Atom Egoyan is one of Canada’s most celebrated filmmakers, though his new feature, The Captive, will not screen at the Toronto International Film Festival (TIFF).
The film, which stars Canadian Ryan Reynolds and Rosario Dawson, was widely panned by critics after premiering at the 2014 Cannes Film Festival. But while new work is absent from the TIFF lineup, the Chloe director will definitely be present.
Atom joins the TIFF Cinematheque category showing a new, digitally restored print of his 1989 film, Speaking Parts. The film tells the story of a struggling actor who works as a hotel custodian by day and a gigolo to his supervisor by night. The film, which was nominated for six Genie awards, explores a tangle of bizarre relationships that culminate in a shocking conclusion.

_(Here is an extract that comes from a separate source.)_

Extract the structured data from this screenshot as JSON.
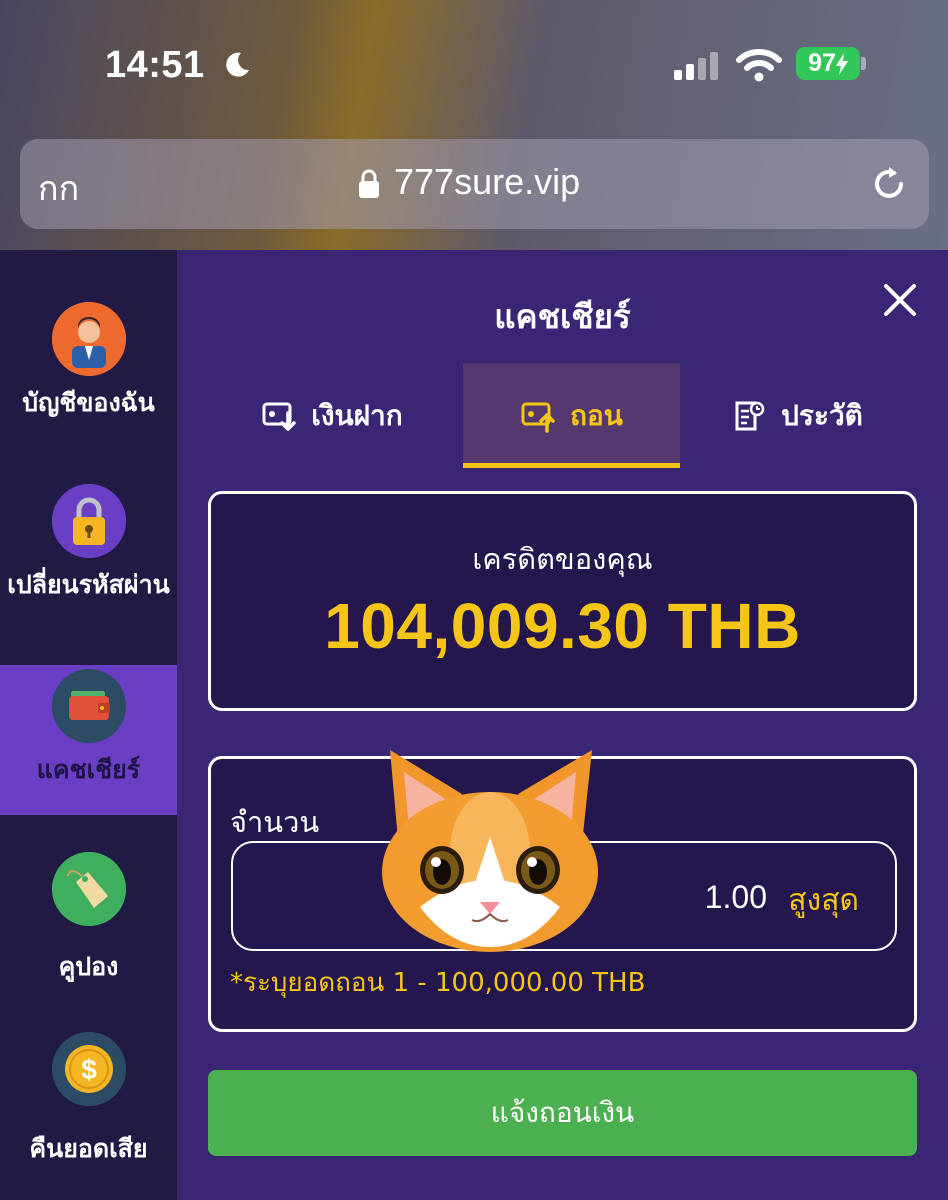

The 54-year-old director has really done it all. In 1987 and 1988, he directed two episodes of Alfred Hitchcock Presents, and in 1989 he directed one episode of The Twilight Zone.
As for his feature-making career, Atom told journalist Robert K. Elder that his successes wouldn’t be possible without having seen Ingmar Bergman’s Persona.

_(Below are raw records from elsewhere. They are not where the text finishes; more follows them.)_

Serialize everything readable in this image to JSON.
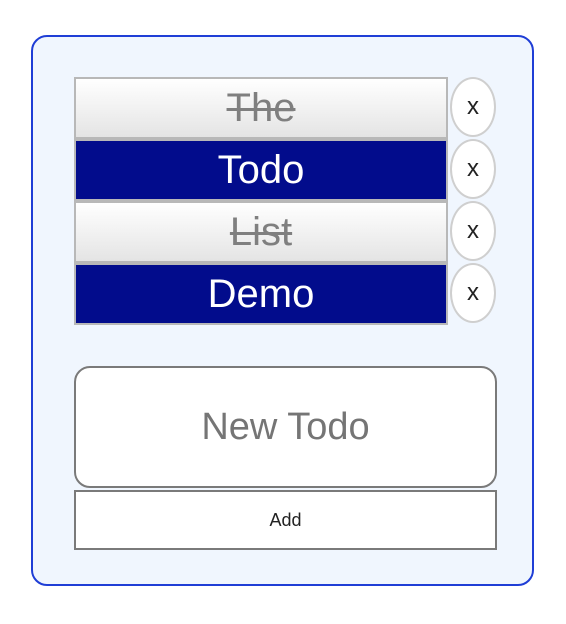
{
  "todos": [
    {
      "label": "The",
      "completed": true
    },
    {
      "label": "Todo",
      "completed": false
    },
    {
      "label": "List",
      "completed": true
    },
    {
      "label": "Demo",
      "completed": false
    }
  ],
  "delete_label": "x",
  "input": {
    "placeholder": "New Todo",
    "value": ""
  },
  "add_label": "Add",
  "colors": {
    "active_bg": "#020c8c",
    "panel_bg": "#f0f6fe",
    "panel_border": "#1f3ed6",
    "done_text": "#7f7f7f"
  }
}
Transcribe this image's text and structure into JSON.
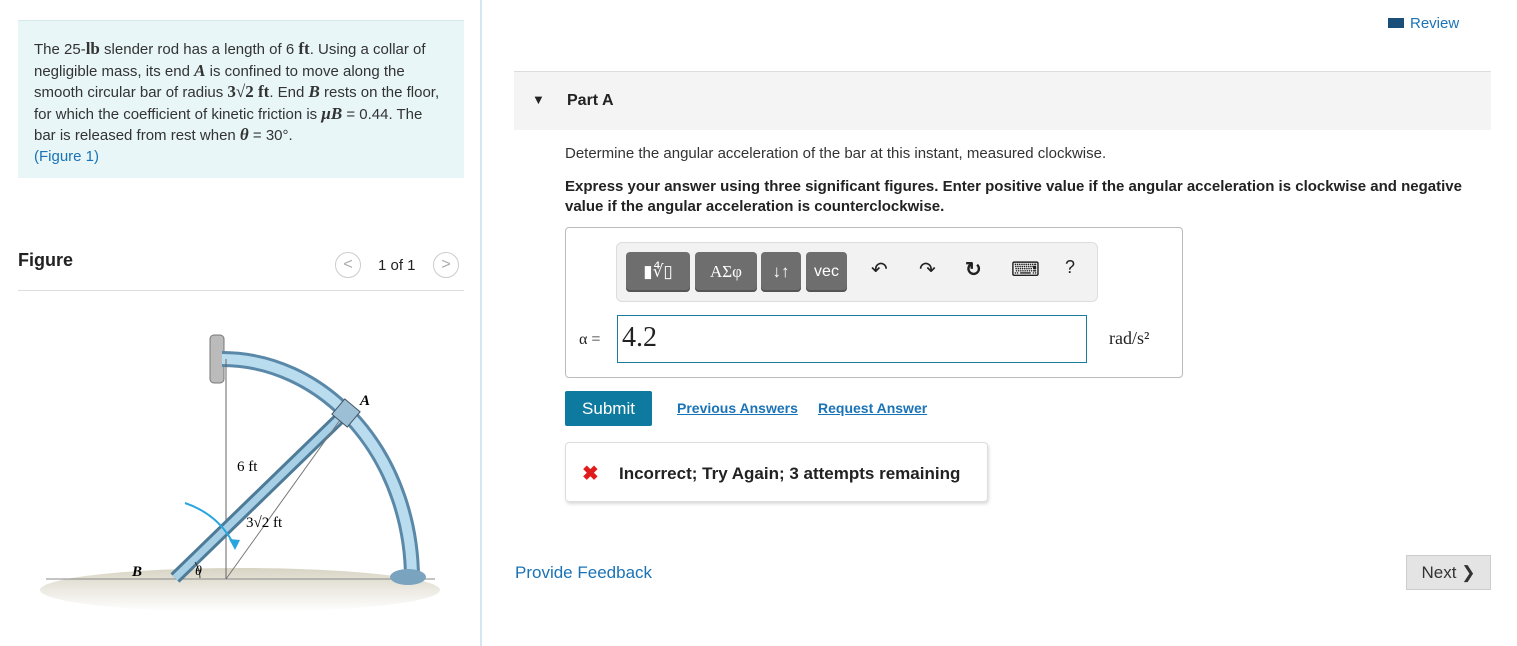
{
  "problem": {
    "p1": "The 25-",
    "lb": "lb",
    "p2": " slender rod has a length of 6 ",
    "ft": "ft",
    "p3": ". Using a collar of negligible mass, its end ",
    "A": "A",
    "p4": " is confined to move along the smooth circular bar of radius ",
    "r": "3√2",
    "ft2": " ft",
    "p5": ". End ",
    "B": "B",
    "p6": " rests on the floor, for which the coefficient of kinetic friction is ",
    "mu": "μB",
    "p7": " = 0.44. The bar is released from rest when ",
    "theta": "θ",
    "p8": " = 30°.",
    "figlink": "(Figure 1)"
  },
  "figure": {
    "heading": "Figure",
    "pager": "1 of 1",
    "prev": "<",
    "next": ">",
    "labels": {
      "A": "A",
      "B": "B",
      "theta": "θ",
      "len": "6 ft",
      "radius": "3√2 ft"
    }
  },
  "review": "Review",
  "part": {
    "title": "Part A",
    "question": "Determine the angular acceleration of the bar at this instant, measured clockwise.",
    "instructions": "Express your answer using three significant figures. Enter positive value if the angular acceleration is clockwise and negative value if the angular acceleration is counterclockwise."
  },
  "toolbar": {
    "templates": "▮∜▯",
    "greek": "ΑΣφ",
    "arrows": "↓↑",
    "vec": "vec",
    "undo": "↶",
    "redo": "↷",
    "reset": "↻",
    "keyboard": "⌨",
    "help": "?"
  },
  "answer": {
    "label": "α =",
    "value": "4.2",
    "unit": "rad/s²"
  },
  "actions": {
    "submit": "Submit",
    "previous": "Previous Answers",
    "request": "Request Answer"
  },
  "feedback": {
    "icon": "✖",
    "text": "Incorrect; Try Again; 3 attempts remaining"
  },
  "footer": {
    "provide_feedback": "Provide Feedback",
    "next": "Next ❯"
  },
  "colors": {
    "accent": "#0f7aa0",
    "error": "#e01b1b",
    "link": "#1a73b6"
  }
}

The director said, “[ Persona] gave me an incredible respect for the medium and its possibilities. To me, Persona marries a pure form and a very profound vision with absolute conviction. It’s very inspiring. I felt that it was able to open a door that wasn’t there before.”

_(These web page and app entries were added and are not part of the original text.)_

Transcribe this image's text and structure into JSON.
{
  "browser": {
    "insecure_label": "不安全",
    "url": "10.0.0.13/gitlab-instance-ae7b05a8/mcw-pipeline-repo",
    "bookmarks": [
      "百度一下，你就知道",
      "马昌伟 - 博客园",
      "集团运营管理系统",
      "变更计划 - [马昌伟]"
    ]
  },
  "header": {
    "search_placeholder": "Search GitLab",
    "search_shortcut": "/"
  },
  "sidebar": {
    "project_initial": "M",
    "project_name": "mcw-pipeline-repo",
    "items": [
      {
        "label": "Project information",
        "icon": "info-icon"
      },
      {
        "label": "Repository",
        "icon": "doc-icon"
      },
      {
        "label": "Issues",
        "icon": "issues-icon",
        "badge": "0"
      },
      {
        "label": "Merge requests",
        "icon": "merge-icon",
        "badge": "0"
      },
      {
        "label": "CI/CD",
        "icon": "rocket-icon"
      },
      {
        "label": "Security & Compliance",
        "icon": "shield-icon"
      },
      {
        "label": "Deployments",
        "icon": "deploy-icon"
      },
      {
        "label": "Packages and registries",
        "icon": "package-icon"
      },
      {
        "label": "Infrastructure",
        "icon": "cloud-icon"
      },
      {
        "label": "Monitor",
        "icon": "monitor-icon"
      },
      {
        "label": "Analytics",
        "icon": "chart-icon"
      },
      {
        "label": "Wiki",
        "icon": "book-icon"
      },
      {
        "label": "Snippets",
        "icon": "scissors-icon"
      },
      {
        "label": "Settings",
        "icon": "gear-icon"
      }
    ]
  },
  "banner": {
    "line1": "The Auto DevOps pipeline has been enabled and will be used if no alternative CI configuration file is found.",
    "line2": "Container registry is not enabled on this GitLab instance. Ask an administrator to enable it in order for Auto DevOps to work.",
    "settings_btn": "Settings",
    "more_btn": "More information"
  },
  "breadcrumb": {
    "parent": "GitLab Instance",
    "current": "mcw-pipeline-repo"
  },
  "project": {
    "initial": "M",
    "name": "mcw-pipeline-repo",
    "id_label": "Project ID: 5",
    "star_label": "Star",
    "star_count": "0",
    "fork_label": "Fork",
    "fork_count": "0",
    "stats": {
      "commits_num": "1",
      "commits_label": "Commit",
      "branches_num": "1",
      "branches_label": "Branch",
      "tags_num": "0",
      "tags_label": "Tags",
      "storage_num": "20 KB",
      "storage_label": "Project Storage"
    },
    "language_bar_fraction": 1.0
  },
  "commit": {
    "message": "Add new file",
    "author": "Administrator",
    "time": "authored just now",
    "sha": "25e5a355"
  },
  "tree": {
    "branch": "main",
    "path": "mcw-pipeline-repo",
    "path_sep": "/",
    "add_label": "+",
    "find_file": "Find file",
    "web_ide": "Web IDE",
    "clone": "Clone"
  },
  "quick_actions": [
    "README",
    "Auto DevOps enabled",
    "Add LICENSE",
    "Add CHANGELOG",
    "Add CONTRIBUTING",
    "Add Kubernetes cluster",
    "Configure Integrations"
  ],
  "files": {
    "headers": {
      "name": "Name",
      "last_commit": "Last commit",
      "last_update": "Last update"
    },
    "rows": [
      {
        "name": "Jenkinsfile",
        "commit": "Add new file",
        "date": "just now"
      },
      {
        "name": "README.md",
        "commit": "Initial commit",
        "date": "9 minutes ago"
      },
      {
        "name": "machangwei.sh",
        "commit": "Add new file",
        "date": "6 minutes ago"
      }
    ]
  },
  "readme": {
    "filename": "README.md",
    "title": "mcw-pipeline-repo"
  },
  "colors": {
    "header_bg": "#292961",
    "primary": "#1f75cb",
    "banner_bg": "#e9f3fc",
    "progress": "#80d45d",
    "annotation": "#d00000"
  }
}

That door, once opened, gave way to celebrated works like the critically acclaimed The Sweet Hereafterin 1997, which was nominated for Best Director and Best Adapted Screenplay Oscars.
A film that drew considerable attention was 2002’s Ararat, due to its exploration of Armenian Genocide. Ararat was the first film to discuss the subject since Henri Verneuil’s Mayrig in 1991, which is what inspired much of the controversy surrounding Atom’s effort.
From high profile features to lesser-known projects, Atom’s filmography begins as early as 1984, when he directed Next of Kin, casting his now-wife, Arsinée Khanjian, in a starring role. She has since starred in a variety of his work, including Calendar, The Sweet Hereafter, Speaking Parts, Exotica and Ararat.
The accolades for this esteemed director paint a picture of continued success. Atom won the Best Picture, Best Screenplay and Best Achievement in Direction Genie Awards in 1994 for his film Exotica.
The Sweet Hereafter was also widely praised, as he received the Toronto Film Critics Award for Best Feature and Best Director in 1997, along with the Independent Spirit Award for Best Foreign Film and three Cannes awards: the FIPRESCI Prize, the Grand Jury Award and the Prize of the Ecumenical Jury.